TASK BRIEF
Text only, exactly as given: reproduce the entries below without their pictures.

[PROVIDED MATERIAL — start]

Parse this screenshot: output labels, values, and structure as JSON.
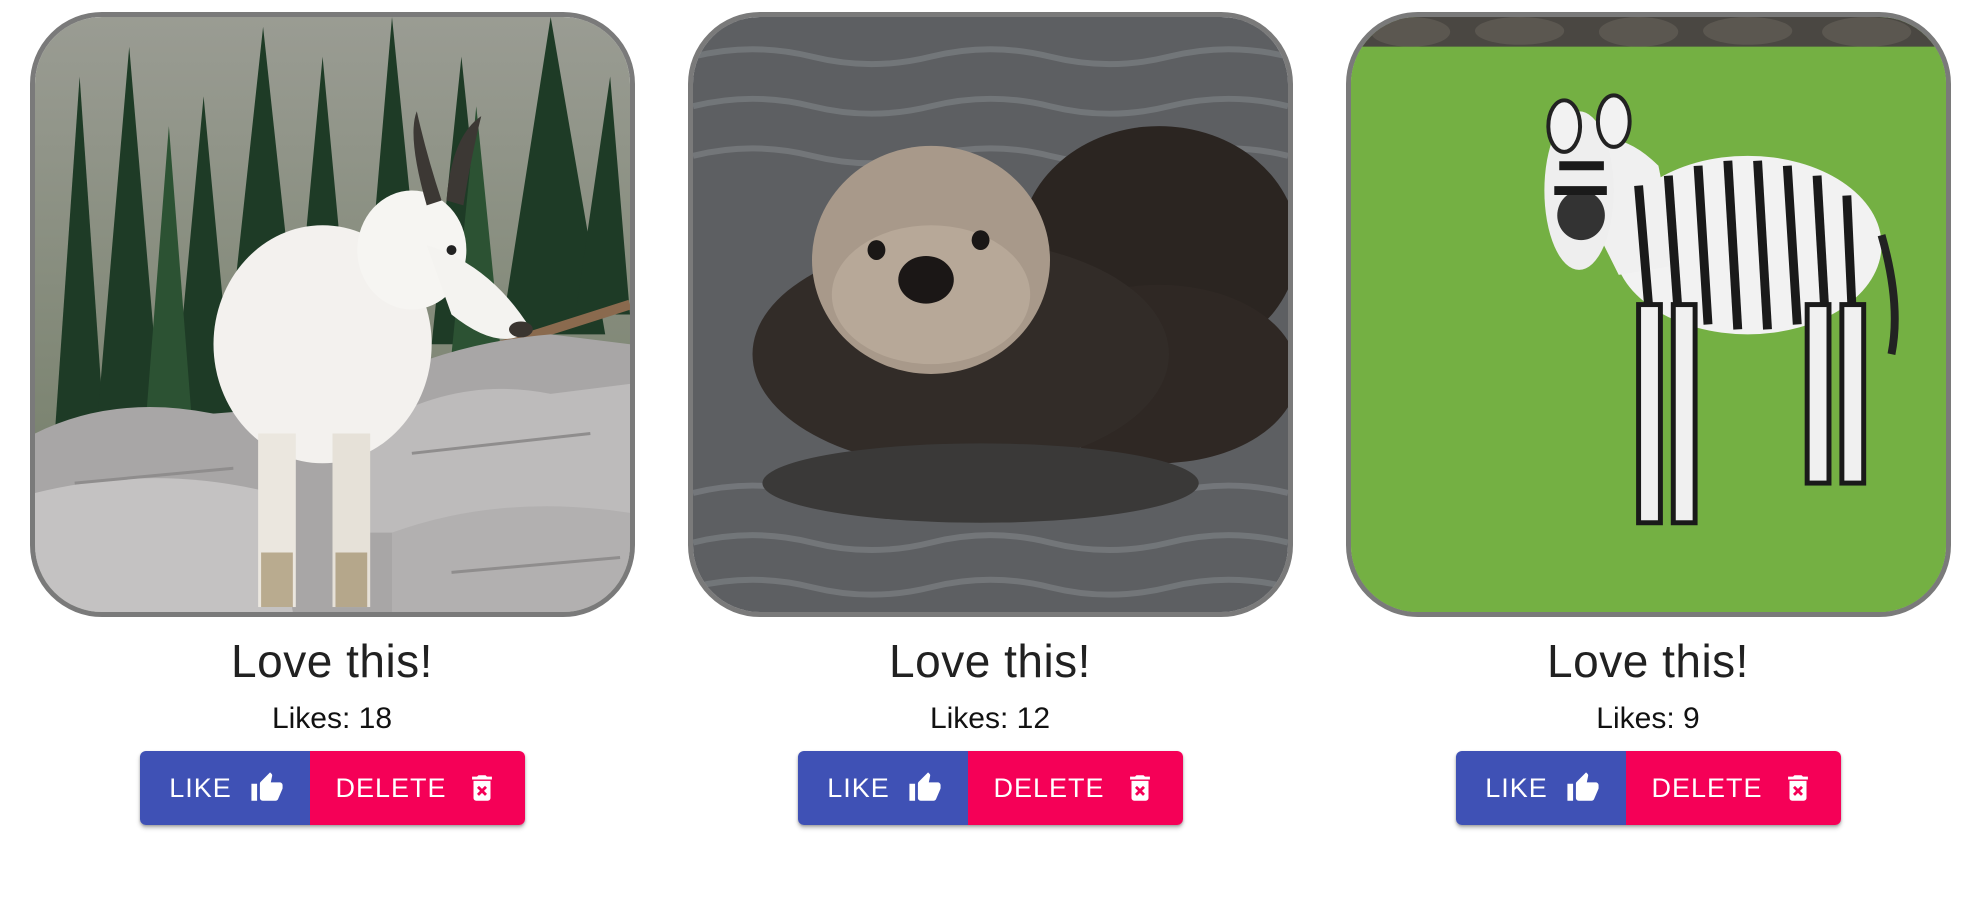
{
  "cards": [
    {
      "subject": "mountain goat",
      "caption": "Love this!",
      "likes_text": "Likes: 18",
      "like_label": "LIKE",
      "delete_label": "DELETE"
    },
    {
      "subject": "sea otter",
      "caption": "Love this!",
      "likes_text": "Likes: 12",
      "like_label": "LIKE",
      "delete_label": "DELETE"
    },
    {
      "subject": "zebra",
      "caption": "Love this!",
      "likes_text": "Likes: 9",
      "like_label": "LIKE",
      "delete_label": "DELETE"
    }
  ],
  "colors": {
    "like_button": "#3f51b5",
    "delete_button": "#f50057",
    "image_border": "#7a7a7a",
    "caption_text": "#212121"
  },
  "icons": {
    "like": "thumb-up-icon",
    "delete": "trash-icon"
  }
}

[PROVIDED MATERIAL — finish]

FINISHED TASK
Parse this screenshot: output labels, values, and structure as JSON.
{
  "cards": [
    {
      "subject": "mountain goat",
      "caption": "Love this!",
      "likes_text": "Likes: 18",
      "like_label": "LIKE",
      "delete_label": "DELETE"
    },
    {
      "subject": "sea otter",
      "caption": "Love this!",
      "likes_text": "Likes: 12",
      "like_label": "LIKE",
      "delete_label": "DELETE"
    },
    {
      "subject": "zebra",
      "caption": "Love this!",
      "likes_text": "Likes: 9",
      "like_label": "LIKE",
      "delete_label": "DELETE"
    }
  ],
  "colors": {
    "like_button": "#3f51b5",
    "delete_button": "#f50057",
    "image_border": "#7a7a7a",
    "caption_text": "#212121"
  },
  "icons": {
    "like": "thumb-up-icon",
    "delete": "trash-icon"
  }
}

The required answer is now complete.